First, this chapter fits into all of those categories but the dramatic; it is simultaneously mystical, comical, and encyclopedic. This sudden unity of strands in a single chapter is critical to the broader architecture of the book. Yes, there are elements that predominate: the mystical, here, it strikes me, dominates the tone of the language, even as comic and encyclopedic elements are worked in, and even as bit of dramatic language, Shakespearian in character if not dramatic in presentation, also bubbles to the top.
Secondly, the chapter comes to us right after we are told, in the prior chapter, "Moby-Dick", that the Whale is not actually or entirely white.
For, it was not so much his uncommon bulk that so much distinguished him from other Sperm Whales, but, as was elsewhere thrown out - a peculiar snow-white wrinkled forehead, and a high, pyramidical white hump.
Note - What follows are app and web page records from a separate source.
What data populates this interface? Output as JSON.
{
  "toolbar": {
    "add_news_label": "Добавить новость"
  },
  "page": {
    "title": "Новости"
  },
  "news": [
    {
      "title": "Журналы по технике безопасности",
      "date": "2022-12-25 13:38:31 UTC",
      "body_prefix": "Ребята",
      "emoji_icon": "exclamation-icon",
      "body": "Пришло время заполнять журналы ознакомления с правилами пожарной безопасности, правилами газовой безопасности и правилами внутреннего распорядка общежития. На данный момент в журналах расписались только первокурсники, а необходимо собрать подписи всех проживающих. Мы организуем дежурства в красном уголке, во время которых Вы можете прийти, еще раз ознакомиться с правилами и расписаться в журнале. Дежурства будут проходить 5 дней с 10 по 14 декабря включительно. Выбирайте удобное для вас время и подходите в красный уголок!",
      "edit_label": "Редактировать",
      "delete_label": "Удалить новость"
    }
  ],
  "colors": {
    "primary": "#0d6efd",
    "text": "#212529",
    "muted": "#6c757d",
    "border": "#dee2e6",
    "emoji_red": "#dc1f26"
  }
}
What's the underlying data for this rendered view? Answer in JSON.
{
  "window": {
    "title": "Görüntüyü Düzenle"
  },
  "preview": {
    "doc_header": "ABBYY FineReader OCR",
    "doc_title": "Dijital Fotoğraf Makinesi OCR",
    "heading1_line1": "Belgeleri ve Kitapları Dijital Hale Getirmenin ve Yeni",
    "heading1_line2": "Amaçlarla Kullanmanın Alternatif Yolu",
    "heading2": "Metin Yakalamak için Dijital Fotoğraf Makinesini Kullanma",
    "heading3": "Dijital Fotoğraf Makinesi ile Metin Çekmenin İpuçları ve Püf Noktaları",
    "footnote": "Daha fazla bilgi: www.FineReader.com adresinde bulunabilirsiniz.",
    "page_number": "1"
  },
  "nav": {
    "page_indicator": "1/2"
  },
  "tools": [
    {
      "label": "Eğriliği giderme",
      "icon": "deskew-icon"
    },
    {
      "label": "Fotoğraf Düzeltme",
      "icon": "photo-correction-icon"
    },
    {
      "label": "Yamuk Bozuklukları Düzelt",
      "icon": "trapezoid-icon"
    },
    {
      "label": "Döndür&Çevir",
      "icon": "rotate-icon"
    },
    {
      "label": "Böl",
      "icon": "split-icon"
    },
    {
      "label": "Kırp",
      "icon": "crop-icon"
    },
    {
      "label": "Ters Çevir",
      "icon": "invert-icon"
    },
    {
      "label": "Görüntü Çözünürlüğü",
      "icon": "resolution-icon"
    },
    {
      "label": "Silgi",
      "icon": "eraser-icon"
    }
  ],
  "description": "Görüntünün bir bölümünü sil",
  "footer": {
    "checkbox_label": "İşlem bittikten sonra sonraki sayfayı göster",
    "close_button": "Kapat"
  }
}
These were his prominent features; the tokens whereby, even in the limitless, uncharted seas, he revealed his identity, at a long distance, to those who knew him.Whiteness is an apperance; the reality is mottled, streaked, marbled, only partly and not fully white.
The rest of his body was so streaked, and spotted, and marbled with the same shrouded hue, that, in the end, he had gained his distinctive appellation of the White Whale; a name, indeed, literally justified by his vivid aspect, when seen gliding at high noon through a dark blue sea, leaving a milky-way wake of creamy foam, all spangled with golden gleamings.
In fitting with the only partial whiteness of the Whale, this chapter itself, describing what the Whale is to Ishmael, seems intensely vaccilating even while increasingly emotionally intense. The chapter begins with Ishmael's focus on how "It was the whiteness of the whale that above all things appalled me", but then immediately launches into many positive conceptions of white, from marbles and pearls to royal connotations to mythical ones. The appallingness of white is but an introduction; Melville now graces us with the beauty and splendor of Whiteness.
He then transitions into "elusive" qualities and indeterminicies, and, in a staggeringly original moment, graces us with a massive footnote on the Albatross, a footnote which at once engages in a direct literary conversation on Coleridge and his symbols, an encylopedic dicussion of birds, and a mythical exposition on angels and Abraham, all of which is resolved in the mechanics of a capture and release of the bird. It is a grand moment of foreshadowing, yet one that works neatly into the story.
It is only after we work through the long and positive discourse on whiteness that the dread-inducing aspects of it arise, and the fundamental ambiguity of the color is explored. Look carefully at the chapter: you will find in it references and anticipations of many prior and later chapters, discussions that will resound as we move through mist or as we meet a Goney of another type.
A beautiful, simple chapter, yet one that pulls strands from the whole work together, weaving them into a more complex and multi-fibered yarn.